*** Begin section ***
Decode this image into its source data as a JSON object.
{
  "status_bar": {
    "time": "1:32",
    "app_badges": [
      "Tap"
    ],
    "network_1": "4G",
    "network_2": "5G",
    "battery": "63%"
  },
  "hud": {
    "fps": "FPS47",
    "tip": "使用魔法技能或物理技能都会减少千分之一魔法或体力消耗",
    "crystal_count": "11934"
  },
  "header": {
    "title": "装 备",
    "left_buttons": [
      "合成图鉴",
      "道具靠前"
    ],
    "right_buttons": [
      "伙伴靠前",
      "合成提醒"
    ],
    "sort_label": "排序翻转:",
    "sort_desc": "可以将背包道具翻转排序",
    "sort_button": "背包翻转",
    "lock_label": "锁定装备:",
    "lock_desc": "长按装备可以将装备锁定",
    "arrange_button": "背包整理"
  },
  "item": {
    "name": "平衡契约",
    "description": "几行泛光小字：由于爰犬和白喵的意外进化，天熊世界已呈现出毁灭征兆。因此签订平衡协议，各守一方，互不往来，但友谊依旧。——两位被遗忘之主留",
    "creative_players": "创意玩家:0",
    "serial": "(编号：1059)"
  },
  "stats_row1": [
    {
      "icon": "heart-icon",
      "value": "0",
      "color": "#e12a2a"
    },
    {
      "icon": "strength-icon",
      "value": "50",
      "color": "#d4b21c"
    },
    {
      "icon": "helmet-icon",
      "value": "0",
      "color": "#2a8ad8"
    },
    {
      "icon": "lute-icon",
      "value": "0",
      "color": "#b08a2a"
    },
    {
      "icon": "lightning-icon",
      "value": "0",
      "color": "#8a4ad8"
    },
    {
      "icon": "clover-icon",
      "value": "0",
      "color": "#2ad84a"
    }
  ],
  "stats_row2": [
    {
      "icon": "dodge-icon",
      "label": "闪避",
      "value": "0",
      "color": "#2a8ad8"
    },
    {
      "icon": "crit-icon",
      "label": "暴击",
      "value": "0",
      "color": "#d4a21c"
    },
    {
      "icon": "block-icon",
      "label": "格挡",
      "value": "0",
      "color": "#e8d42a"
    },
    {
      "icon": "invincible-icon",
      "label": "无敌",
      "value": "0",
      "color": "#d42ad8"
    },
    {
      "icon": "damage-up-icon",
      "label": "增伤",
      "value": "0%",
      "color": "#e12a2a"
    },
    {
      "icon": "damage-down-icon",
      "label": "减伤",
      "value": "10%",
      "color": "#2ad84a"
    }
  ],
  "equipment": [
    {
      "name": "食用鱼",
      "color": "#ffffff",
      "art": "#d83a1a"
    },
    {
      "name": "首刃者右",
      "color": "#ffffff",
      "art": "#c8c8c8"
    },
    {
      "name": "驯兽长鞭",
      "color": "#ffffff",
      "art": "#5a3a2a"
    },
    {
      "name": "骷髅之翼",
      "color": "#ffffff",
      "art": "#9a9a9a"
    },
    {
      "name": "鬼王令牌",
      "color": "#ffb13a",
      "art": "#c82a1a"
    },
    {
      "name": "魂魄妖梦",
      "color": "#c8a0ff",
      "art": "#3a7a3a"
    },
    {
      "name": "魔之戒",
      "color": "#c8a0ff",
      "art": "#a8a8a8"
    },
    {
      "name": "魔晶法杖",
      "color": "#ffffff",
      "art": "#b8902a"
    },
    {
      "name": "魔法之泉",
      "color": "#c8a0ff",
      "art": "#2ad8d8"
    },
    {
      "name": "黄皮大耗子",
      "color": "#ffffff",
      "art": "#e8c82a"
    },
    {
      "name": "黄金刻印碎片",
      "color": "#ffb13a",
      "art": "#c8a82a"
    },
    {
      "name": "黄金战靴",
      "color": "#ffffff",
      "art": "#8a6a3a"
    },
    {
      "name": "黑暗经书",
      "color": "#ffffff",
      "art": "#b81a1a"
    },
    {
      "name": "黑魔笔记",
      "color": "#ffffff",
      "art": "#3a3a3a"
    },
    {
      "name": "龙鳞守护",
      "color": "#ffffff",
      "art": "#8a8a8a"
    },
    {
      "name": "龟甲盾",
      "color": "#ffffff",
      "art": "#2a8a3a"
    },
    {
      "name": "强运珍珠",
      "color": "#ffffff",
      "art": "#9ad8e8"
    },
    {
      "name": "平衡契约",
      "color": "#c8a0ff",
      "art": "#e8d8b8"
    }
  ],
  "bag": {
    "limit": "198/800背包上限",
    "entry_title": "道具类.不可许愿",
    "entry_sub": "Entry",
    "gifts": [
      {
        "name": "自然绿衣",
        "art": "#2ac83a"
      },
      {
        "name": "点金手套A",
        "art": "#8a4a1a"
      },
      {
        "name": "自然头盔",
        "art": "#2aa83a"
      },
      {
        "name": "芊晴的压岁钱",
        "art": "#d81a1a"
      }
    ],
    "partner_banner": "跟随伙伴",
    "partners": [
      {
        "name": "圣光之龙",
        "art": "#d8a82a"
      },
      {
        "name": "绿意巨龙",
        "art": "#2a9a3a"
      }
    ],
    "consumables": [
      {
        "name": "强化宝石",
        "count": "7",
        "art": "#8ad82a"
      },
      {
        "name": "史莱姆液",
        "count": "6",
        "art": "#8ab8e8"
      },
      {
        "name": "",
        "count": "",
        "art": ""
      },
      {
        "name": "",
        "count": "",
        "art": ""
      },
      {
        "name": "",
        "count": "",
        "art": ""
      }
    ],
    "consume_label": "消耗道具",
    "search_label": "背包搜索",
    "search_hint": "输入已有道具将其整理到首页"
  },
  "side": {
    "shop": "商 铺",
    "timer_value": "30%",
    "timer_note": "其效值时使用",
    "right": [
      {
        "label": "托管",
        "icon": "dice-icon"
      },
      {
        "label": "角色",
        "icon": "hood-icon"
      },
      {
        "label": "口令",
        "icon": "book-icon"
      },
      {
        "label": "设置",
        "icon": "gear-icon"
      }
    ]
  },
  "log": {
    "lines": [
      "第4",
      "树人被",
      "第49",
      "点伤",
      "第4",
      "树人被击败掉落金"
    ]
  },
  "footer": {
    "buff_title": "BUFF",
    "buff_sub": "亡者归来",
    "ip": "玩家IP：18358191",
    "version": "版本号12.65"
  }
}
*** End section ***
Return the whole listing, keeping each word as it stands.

OUTPUT FOR THIS EXERCISE:
Decode this image into its source data as a JSON object.
{
  "status_bar": {
    "time": "1:32",
    "app_badges": [
      "Tap"
    ],
    "network_1": "4G",
    "network_2": "5G",
    "battery": "63%"
  },
  "hud": {
    "fps": "FPS47",
    "tip": "使用魔法技能或物理技能都会减少千分之一魔法或体力消耗",
    "crystal_count": "11934"
  },
  "header": {
    "title": "装 备",
    "left_buttons": [
      "合成图鉴",
      "道具靠前"
    ],
    "right_buttons": [
      "伙伴靠前",
      "合成提醒"
    ],
    "sort_label": "排序翻转:",
    "sort_desc": "可以将背包道具翻转排序",
    "sort_button": "背包翻转",
    "lock_label": "锁定装备:",
    "lock_desc": "长按装备可以将装备锁定",
    "arrange_button": "背包整理"
  },
  "item": {
    "name": "平衡契约",
    "description": "几行泛光小字：由于爰犬和白喵的意外进化，天熊世界已呈现出毁灭征兆。因此签订平衡协议，各守一方，互不往来，但友谊依旧。——两位被遗忘之主留",
    "creative_players": "创意玩家:0",
    "serial": "(编号：1059)"
  },
  "stats_row1": [
    {
      "icon": "heart-icon",
      "value": "0",
      "color": "#e12a2a"
    },
    {
      "icon": "strength-icon",
      "value": "50",
      "color": "#d4b21c"
    },
    {
      "icon": "helmet-icon",
      "value": "0",
      "color": "#2a8ad8"
    },
    {
      "icon": "lute-icon",
      "value": "0",
      "color": "#b08a2a"
    },
    {
      "icon": "lightning-icon",
      "value": "0",
      "color": "#8a4ad8"
    },
    {
      "icon": "clover-icon",
      "value": "0",
      "color": "#2ad84a"
    }
  ],
  "stats_row2": [
    {
      "icon": "dodge-icon",
      "label": "闪避",
      "value": "0",
      "color": "#2a8ad8"
    },
    {
      "icon": "crit-icon",
      "label": "暴击",
      "value": "0",
      "color": "#d4a21c"
    },
    {
      "icon": "block-icon",
      "label": "格挡",
      "value": "0",
      "color": "#e8d42a"
    },
    {
      "icon": "invincible-icon",
      "label": "无敌",
      "value": "0",
      "color": "#d42ad8"
    },
    {
      "icon": "damage-up-icon",
      "label": "增伤",
      "value": "0%",
      "color": "#e12a2a"
    },
    {
      "icon": "damage-down-icon",
      "label": "减伤",
      "value": "10%",
      "color": "#2ad84a"
    }
  ],
  "equipment": [
    {
      "name": "食用鱼",
      "color": "#ffffff",
      "art": "#d83a1a"
    },
    {
      "name": "首刃者右",
      "color": "#ffffff",
      "art": "#c8c8c8"
    },
    {
      "name": "驯兽长鞭",
      "color": "#ffffff",
      "art": "#5a3a2a"
    },
    {
      "name": "骷髅之翼",
      "color": "#ffffff",
      "art": "#9a9a9a"
    },
    {
      "name": "鬼王令牌",
      "color": "#ffb13a",
      "art": "#c82a1a"
    },
    {
      "name": "魂魄妖梦",
      "color": "#c8a0ff",
      "art": "#3a7a3a"
    },
    {
      "name": "魔之戒",
      "color": "#c8a0ff",
      "art": "#a8a8a8"
    },
    {
      "name": "魔晶法杖",
      "color": "#ffffff",
      "art": "#b8902a"
    },
    {
      "name": "魔法之泉",
      "color": "#c8a0ff",
      "art": "#2ad8d8"
    },
    {
      "name": "黄皮大耗子",
      "color": "#ffffff",
      "art": "#e8c82a"
    },
    {
      "name": "黄金刻印碎片",
      "color": "#ffb13a",
      "art": "#c8a82a"
    },
    {
      "name": "黄金战靴",
      "color": "#ffffff",
      "art": "#8a6a3a"
    },
    {
      "name": "黑暗经书",
      "color": "#ffffff",
      "art": "#b81a1a"
    },
    {
      "name": "黑魔笔记",
      "color": "#ffffff",
      "art": "#3a3a3a"
    },
    {
      "name": "龙鳞守护",
      "color": "#ffffff",
      "art": "#8a8a8a"
    },
    {
      "name": "龟甲盾",
      "color": "#ffffff",
      "art": "#2a8a3a"
    },
    {
      "name": "强运珍珠",
      "color": "#ffffff",
      "art": "#9ad8e8"
    },
    {
      "name": "平衡契约",
      "color": "#c8a0ff",
      "art": "#e8d8b8"
    }
  ],
  "bag": {
    "limit": "198/800背包上限",
    "entry_title": "道具类.不可许愿",
    "entry_sub": "Entry",
    "gifts": [
      {
        "name": "自然绿衣",
        "art": "#2ac83a"
      },
      {
        "name": "点金手套A",
        "art": "#8a4a1a"
      },
      {
        "name": "自然头盔",
        "art": "#2aa83a"
      },
      {
        "name": "芊晴的压岁钱",
        "art": "#d81a1a"
      }
    ],
    "partner_banner": "跟随伙伴",
    "partners": [
      {
        "name": "圣光之龙",
        "art": "#d8a82a"
      },
      {
        "name": "绿意巨龙",
        "art": "#2a9a3a"
      }
    ],
    "consumables": [
      {
        "name": "强化宝石",
        "count": "7",
        "art": "#8ad82a"
      },
      {
        "name": "史莱姆液",
        "count": "6",
        "art": "#8ab8e8"
      },
      {
        "name": "",
        "count": "",
        "art": ""
      },
      {
        "name": "",
        "count": "",
        "art": ""
      },
      {
        "name": "",
        "count": "",
        "art": ""
      }
    ],
    "consume_label": "消耗道具",
    "search_label": "背包搜索",
    "search_hint": "输入已有道具将其整理到首页"
  },
  "side": {
    "shop": "商 铺",
    "timer_value": "30%",
    "timer_note": "其效值时使用",
    "right": [
      {
        "label": "托管",
        "icon": "dice-icon"
      },
      {
        "label": "角色",
        "icon": "hood-icon"
      },
      {
        "label": "口令",
        "icon": "book-icon"
      },
      {
        "label": "设置",
        "icon": "gear-icon"
      }
    ]
  },
  "log": {
    "lines": [
      "第4",
      "树人被",
      "第49",
      "点伤",
      "第4",
      "树人被击败掉落金"
    ]
  },
  "footer": {
    "buff_title": "BUFF",
    "buff_sub": "亡者归来",
    "ip": "玩家IP：18358191",
    "version": "版本号12.65"
  }
}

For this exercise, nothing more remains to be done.